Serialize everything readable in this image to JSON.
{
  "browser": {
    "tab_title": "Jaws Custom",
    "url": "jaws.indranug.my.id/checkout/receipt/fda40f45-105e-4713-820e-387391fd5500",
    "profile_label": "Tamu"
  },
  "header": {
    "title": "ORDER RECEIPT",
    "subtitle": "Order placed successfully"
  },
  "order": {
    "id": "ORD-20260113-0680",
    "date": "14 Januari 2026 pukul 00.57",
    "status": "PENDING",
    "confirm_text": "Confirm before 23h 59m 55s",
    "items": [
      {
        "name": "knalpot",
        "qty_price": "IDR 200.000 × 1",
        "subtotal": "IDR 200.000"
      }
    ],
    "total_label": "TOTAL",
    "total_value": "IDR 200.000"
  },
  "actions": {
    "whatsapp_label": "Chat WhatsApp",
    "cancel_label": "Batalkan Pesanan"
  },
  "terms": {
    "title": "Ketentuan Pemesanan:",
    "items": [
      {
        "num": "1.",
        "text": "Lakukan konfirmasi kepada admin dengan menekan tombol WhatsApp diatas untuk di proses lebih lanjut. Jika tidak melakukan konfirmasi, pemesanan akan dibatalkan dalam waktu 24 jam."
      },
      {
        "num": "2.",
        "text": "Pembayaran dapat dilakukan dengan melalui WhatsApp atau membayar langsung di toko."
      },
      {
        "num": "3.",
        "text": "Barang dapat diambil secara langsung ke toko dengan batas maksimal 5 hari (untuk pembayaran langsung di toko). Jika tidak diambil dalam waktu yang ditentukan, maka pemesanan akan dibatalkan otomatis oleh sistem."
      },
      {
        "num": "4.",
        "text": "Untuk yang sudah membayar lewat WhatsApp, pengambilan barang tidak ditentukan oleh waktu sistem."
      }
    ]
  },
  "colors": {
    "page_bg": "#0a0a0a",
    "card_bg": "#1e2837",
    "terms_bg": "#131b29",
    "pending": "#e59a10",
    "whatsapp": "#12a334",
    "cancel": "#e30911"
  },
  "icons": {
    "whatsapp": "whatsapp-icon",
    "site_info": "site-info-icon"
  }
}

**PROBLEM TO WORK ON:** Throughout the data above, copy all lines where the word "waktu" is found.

**YOUR SOLUTION:**
        "text": "Lakukan konfirmasi kepada admin dengan menekan tombol WhatsApp diatas untuk di proses lebih lanjut. Jika tidak melakukan konfirmasi, pemesanan akan dibatalkan dalam waktu 24 jam."
        "text": "Barang dapat diambil secara langsung ke toko dengan batas maksimal 5 hari (untuk pembayaran langsung di toko). Jika tidak diambil dalam waktu yang ditentukan, maka pemesanan akan dibatalkan otomatis oleh sistem."
        "text": "Untuk yang sudah membayar lewat WhatsApp, pengambilan barang tidak ditentukan oleh waktu sistem."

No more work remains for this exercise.